● Directions:
Reproduce each entry below verbatim.

Items from a dataset:

[Start of Attachment]

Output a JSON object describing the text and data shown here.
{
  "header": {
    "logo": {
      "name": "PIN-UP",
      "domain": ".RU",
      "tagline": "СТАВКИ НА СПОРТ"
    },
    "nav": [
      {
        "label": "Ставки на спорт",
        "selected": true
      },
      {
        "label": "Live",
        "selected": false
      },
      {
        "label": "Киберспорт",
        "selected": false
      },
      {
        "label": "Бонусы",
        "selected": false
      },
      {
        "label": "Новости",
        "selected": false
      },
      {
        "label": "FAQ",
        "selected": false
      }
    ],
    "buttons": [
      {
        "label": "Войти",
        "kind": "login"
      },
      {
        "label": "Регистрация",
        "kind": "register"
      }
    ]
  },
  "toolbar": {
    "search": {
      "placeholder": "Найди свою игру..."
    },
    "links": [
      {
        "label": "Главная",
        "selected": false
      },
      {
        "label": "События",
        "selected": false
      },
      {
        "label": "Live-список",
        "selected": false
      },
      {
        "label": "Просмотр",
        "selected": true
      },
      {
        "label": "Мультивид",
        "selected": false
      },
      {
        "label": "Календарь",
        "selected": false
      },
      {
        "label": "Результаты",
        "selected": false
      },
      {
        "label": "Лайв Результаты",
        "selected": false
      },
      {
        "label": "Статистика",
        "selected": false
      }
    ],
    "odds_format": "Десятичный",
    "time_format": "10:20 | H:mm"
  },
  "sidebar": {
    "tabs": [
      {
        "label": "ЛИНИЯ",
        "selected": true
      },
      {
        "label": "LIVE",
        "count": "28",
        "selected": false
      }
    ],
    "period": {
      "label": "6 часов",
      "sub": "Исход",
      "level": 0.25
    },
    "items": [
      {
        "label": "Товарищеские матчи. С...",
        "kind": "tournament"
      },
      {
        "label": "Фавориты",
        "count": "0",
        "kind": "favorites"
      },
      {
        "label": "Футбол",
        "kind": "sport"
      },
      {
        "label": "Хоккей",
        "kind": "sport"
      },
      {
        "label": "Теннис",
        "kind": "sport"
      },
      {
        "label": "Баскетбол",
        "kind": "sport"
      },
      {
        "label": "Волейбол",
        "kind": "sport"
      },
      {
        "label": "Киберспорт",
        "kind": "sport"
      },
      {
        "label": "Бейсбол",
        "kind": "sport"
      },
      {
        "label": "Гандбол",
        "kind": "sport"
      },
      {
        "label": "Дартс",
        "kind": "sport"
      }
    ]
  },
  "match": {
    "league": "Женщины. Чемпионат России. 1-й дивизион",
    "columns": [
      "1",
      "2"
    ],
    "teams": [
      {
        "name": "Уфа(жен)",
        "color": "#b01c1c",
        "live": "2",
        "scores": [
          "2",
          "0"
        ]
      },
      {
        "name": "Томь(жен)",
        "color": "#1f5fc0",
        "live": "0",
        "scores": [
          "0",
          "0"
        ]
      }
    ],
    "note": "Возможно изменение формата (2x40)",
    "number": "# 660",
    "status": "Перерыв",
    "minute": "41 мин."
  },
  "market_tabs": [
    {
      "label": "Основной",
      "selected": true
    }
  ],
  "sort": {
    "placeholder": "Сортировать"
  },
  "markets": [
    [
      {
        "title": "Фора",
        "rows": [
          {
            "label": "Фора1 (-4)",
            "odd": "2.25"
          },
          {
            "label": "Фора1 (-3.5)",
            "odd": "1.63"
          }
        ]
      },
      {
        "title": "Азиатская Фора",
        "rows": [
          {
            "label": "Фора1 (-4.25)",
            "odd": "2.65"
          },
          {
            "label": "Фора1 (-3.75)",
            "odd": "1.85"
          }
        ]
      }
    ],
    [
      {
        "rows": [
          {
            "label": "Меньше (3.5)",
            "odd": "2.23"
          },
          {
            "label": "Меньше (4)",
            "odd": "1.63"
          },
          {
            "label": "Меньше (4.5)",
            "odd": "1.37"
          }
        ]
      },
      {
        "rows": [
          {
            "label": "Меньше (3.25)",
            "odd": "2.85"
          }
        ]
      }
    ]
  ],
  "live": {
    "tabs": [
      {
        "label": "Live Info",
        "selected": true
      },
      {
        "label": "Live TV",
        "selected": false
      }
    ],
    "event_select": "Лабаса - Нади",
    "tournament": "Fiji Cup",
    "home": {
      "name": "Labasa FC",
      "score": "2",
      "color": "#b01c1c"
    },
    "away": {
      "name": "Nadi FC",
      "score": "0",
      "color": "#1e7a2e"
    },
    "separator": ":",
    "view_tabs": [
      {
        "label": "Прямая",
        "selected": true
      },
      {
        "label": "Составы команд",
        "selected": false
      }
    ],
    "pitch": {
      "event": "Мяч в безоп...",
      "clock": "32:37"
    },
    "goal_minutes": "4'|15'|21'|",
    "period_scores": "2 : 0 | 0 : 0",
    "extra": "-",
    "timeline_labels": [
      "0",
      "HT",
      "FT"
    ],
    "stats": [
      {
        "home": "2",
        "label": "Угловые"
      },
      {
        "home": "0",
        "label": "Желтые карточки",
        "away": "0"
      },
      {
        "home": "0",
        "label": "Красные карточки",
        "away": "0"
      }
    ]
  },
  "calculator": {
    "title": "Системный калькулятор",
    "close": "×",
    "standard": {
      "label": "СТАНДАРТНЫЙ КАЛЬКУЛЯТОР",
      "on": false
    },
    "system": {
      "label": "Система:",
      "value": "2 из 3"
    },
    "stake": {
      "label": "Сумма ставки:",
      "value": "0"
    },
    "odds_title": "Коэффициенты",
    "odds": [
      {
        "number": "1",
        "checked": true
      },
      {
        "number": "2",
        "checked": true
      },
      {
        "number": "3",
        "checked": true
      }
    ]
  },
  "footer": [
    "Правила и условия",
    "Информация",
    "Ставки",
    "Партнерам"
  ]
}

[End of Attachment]

● Exercise solution:
Output a JSON object describing the text and data shown here.
{
  "header": {
    "logo": {
      "name": "PIN-UP",
      "domain": ".RU",
      "tagline": "СТАВКИ НА СПОРТ"
    },
    "nav": [
      {
        "label": "Ставки на спорт",
        "selected": true
      },
      {
        "label": "Live",
        "selected": false
      },
      {
        "label": "Киберспорт",
        "selected": false
      },
      {
        "label": "Бонусы",
        "selected": false
      },
      {
        "label": "Новости",
        "selected": false
      },
      {
        "label": "FAQ",
        "selected": false
      }
    ],
    "buttons": [
      {
        "label": "Войти",
        "kind": "login"
      },
      {
        "label": "Регистрация",
        "kind": "register"
      }
    ]
  },
  "toolbar": {
    "search": {
      "placeholder": "Найди свою игру..."
    },
    "links": [
      {
        "label": "Главная",
        "selected": false
      },
      {
        "label": "События",
        "selected": false
      },
      {
        "label": "Live-список",
        "selected": false
      },
      {
        "label": "Просмотр",
        "selected": true
      },
      {
        "label": "Мультивид",
        "selected": false
      },
      {
        "label": "Календарь",
        "selected": false
      },
      {
        "label": "Результаты",
        "selected": false
      },
      {
        "label": "Лайв Результаты",
        "selected": false
      },
      {
        "label": "Статистика",
        "selected": false
      }
    ],
    "odds_format": "Десятичный",
    "time_format": "10:20 | H:mm"
  },
  "sidebar": {
    "tabs": [
      {
        "label": "ЛИНИЯ",
        "selected": true
      },
      {
        "label": "LIVE",
        "count": "28",
        "selected": false
      }
    ],
    "period": {
      "label": "6 часов",
      "sub": "Исход",
      "level": 0.25
    },
    "items": [
      {
        "label": "Товарищеские матчи. С...",
        "kind": "tournament"
      },
      {
        "label": "Фавориты",
        "count": "0",
        "kind": "favorites"
      },
      {
        "label": "Футбол",
        "kind": "sport"
      },
      {
        "label": "Хоккей",
        "kind": "sport"
      },
      {
        "label": "Теннис",
        "kind": "sport"
      },
      {
        "label": "Баскетбол",
        "kind": "sport"
      },
      {
        "label": "Волейбол",
        "kind": "sport"
      },
      {
        "label": "Киберспорт",
        "kind": "sport"
      },
      {
        "label": "Бейсбол",
        "kind": "sport"
      },
      {
        "label": "Гандбол",
        "kind": "sport"
      },
      {
        "label": "Дартс",
        "kind": "sport"
      }
    ]
  },
  "match": {
    "league": "Женщины. Чемпионат России. 1-й дивизион",
    "columns": [
      "1",
      "2"
    ],
    "teams": [
      {
        "name": "Уфа(жен)",
        "color": "#b01c1c",
        "live": "2",
        "scores": [
          "2",
          "0"
        ]
      },
      {
        "name": "Томь(жен)",
        "color": "#1f5fc0",
        "live": "0",
        "scores": [
          "0",
          "0"
        ]
      }
    ],
    "note": "Возможно изменение формата (2x40)",
    "number": "# 660",
    "status": "Перерыв",
    "minute": "41 мин."
  },
  "market_tabs": [
    {
      "label": "Основной",
      "selected": true
    }
  ],
  "sort": {
    "placeholder": "Сортировать"
  },
  "markets": [
    [
      {
        "title": "Фора",
        "rows": [
          {
            "label": "Фора1 (-4)",
            "odd": "2.25"
          },
          {
            "label": "Фора1 (-3.5)",
            "odd": "1.63"
          }
        ]
      },
      {
        "title": "Азиатская Фора",
        "rows": [
          {
            "label": "Фора1 (-4.25)",
            "odd": "2.65"
          },
          {
            "label": "Фора1 (-3.75)",
            "odd": "1.85"
          }
        ]
      }
    ],
    [
      {
        "rows": [
          {
            "label": "Меньше (3.5)",
            "odd": "2.23"
          },
          {
            "label": "Меньше (4)",
            "odd": "1.63"
          },
          {
            "label": "Меньше (4.5)",
            "odd": "1.37"
          }
        ]
      },
      {
        "rows": [
          {
            "label": "Меньше (3.25)",
            "odd": "2.85"
          }
        ]
      }
    ]
  ],
  "live": {
    "tabs": [
      {
        "label": "Live Info",
        "selected": true
      },
      {
        "label": "Live TV",
        "selected": false
      }
    ],
    "event_select": "Лабаса - Нади",
    "tournament": "Fiji Cup",
    "home": {
      "name": "Labasa FC",
      "score": "2",
      "color": "#b01c1c"
    },
    "away": {
      "name": "Nadi FC",
      "score": "0",
      "color": "#1e7a2e"
    },
    "separator": ":",
    "view_tabs": [
      {
        "label": "Прямая",
        "selected": true
      },
      {
        "label": "Составы команд",
        "selected": false
      }
    ],
    "pitch": {
      "event": "Мяч в безоп...",
      "clock": "32:37"
    },
    "goal_minutes": "4'|15'|21'|",
    "period_scores": "2 : 0 | 0 : 0",
    "extra": "-",
    "timeline_labels": [
      "0",
      "HT",
      "FT"
    ],
    "stats": [
      {
        "home": "2",
        "label": "Угловые"
      },
      {
        "home": "0",
        "label": "Желтые карточки",
        "away": "0"
      },
      {
        "home": "0",
        "label": "Красные карточки",
        "away": "0"
      }
    ]
  },
  "calculator": {
    "title": "Системный калькулятор",
    "close": "×",
    "standard": {
      "label": "СТАНДАРТНЫЙ КАЛЬКУЛЯТОР",
      "on": false
    },
    "system": {
      "label": "Система:",
      "value": "2 из 3"
    },
    "stake": {
      "label": "Сумма ставки:",
      "value": "0"
    },
    "odds_title": "Коэффициенты",
    "odds": [
      {
        "number": "1",
        "checked": true
      },
      {
        "number": "2",
        "checked": true
      },
      {
        "number": "3",
        "checked": true
      }
    ]
  },
  "footer": [
    "Правила и условия",
    "Информация",
    "Ставки",
    "Партнерам"
  ]
}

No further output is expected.